• [EXERCISE OBJECTIVE]:
Your output should be the listing itself, repeated exactly.

• [SOURCE MATERIAL]:
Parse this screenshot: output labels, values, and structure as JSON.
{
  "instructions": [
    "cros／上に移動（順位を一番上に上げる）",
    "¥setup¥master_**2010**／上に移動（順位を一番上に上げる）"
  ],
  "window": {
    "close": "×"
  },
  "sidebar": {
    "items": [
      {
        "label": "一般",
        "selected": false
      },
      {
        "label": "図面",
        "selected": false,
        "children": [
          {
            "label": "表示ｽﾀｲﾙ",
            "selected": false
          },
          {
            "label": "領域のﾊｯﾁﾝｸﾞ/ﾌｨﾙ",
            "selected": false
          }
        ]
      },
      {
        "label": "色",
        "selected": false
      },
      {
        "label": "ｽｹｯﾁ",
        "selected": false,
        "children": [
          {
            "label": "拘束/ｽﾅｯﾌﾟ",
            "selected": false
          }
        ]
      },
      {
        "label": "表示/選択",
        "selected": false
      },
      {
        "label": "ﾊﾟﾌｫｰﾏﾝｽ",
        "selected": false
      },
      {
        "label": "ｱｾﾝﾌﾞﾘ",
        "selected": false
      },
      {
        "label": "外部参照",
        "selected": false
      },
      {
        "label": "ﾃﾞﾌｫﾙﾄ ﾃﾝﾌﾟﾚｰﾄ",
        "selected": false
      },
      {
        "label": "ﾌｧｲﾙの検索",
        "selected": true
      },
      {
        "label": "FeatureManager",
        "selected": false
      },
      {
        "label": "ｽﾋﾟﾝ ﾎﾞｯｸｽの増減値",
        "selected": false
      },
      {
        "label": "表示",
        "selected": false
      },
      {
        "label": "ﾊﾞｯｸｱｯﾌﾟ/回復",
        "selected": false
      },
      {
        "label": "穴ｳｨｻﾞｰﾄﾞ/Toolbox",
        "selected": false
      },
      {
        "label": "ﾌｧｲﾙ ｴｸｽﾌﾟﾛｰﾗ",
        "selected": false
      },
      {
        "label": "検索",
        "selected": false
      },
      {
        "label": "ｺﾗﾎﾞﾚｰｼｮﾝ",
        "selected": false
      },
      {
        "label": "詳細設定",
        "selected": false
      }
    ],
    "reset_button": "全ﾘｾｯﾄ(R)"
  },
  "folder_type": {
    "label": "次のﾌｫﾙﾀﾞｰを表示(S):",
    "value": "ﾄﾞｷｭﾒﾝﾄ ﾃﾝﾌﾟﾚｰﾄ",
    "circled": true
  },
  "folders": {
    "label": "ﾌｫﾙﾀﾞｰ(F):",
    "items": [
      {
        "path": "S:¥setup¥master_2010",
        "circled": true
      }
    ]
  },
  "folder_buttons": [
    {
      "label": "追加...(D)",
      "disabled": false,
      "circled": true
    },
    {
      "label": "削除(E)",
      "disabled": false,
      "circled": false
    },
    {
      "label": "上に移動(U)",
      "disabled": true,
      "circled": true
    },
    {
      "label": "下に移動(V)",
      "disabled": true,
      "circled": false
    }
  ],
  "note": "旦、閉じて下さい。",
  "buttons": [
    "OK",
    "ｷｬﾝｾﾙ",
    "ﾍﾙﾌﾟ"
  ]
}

• [EXERCISE ANSWER]:
Parse this screenshot: output labels, values, and structure as JSON.
{
  "instructions": [
    "cros／上に移動（順位を一番上に上げる）",
    "¥setup¥master_**2010**／上に移動（順位を一番上に上げる）"
  ],
  "window": {
    "close": "×"
  },
  "sidebar": {
    "items": [
      {
        "label": "一般",
        "selected": false
      },
      {
        "label": "図面",
        "selected": false,
        "children": [
          {
            "label": "表示ｽﾀｲﾙ",
            "selected": false
          },
          {
            "label": "領域のﾊｯﾁﾝｸﾞ/ﾌｨﾙ",
            "selected": false
          }
        ]
      },
      {
        "label": "色",
        "selected": false
      },
      {
        "label": "ｽｹｯﾁ",
        "selected": false,
        "children": [
          {
            "label": "拘束/ｽﾅｯﾌﾟ",
            "selected": false
          }
        ]
      },
      {
        "label": "表示/選択",
        "selected": false
      },
      {
        "label": "ﾊﾟﾌｫｰﾏﾝｽ",
        "selected": false
      },
      {
        "label": "ｱｾﾝﾌﾞﾘ",
        "selected": false
      },
      {
        "label": "外部参照",
        "selected": false
      },
      {
        "label": "ﾃﾞﾌｫﾙﾄ ﾃﾝﾌﾟﾚｰﾄ",
        "selected": false
      },
      {
        "label": "ﾌｧｲﾙの検索",
        "selected": true
      },
      {
        "label": "FeatureManager",
        "selected": false
      },
      {
        "label": "ｽﾋﾟﾝ ﾎﾞｯｸｽの増減値",
        "selected": false
      },
      {
        "label": "表示",
        "selected": false
      },
      {
        "label": "ﾊﾞｯｸｱｯﾌﾟ/回復",
        "selected": false
      },
      {
        "label": "穴ｳｨｻﾞｰﾄﾞ/Toolbox",
        "selected": false
      },
      {
        "label": "ﾌｧｲﾙ ｴｸｽﾌﾟﾛｰﾗ",
        "selected": false
      },
      {
        "label": "検索",
        "selected": false
      },
      {
        "label": "ｺﾗﾎﾞﾚｰｼｮﾝ",
        "selected": false
      },
      {
        "label": "詳細設定",
        "selected": false
      }
    ],
    "reset_button": "全ﾘｾｯﾄ(R)"
  },
  "folder_type": {
    "label": "次のﾌｫﾙﾀﾞｰを表示(S):",
    "value": "ﾄﾞｷｭﾒﾝﾄ ﾃﾝﾌﾟﾚｰﾄ",
    "circled": true
  },
  "folders": {
    "label": "ﾌｫﾙﾀﾞｰ(F):",
    "items": [
      {
        "path": "S:¥setup¥master_2010",
        "circled": true
      }
    ]
  },
  "folder_buttons": [
    {
      "label": "追加...(D)",
      "disabled": false,
      "circled": true
    },
    {
      "label": "削除(E)",
      "disabled": false,
      "circled": false
    },
    {
      "label": "上に移動(U)",
      "disabled": true,
      "circled": true
    },
    {
      "label": "下に移動(V)",
      "disabled": true,
      "circled": false
    }
  ],
  "note": "旦、閉じて下さい。",
  "buttons": [
    "OK",
    "ｷｬﾝｾﾙ",
    "ﾍﾙﾌﾟ"
  ]
}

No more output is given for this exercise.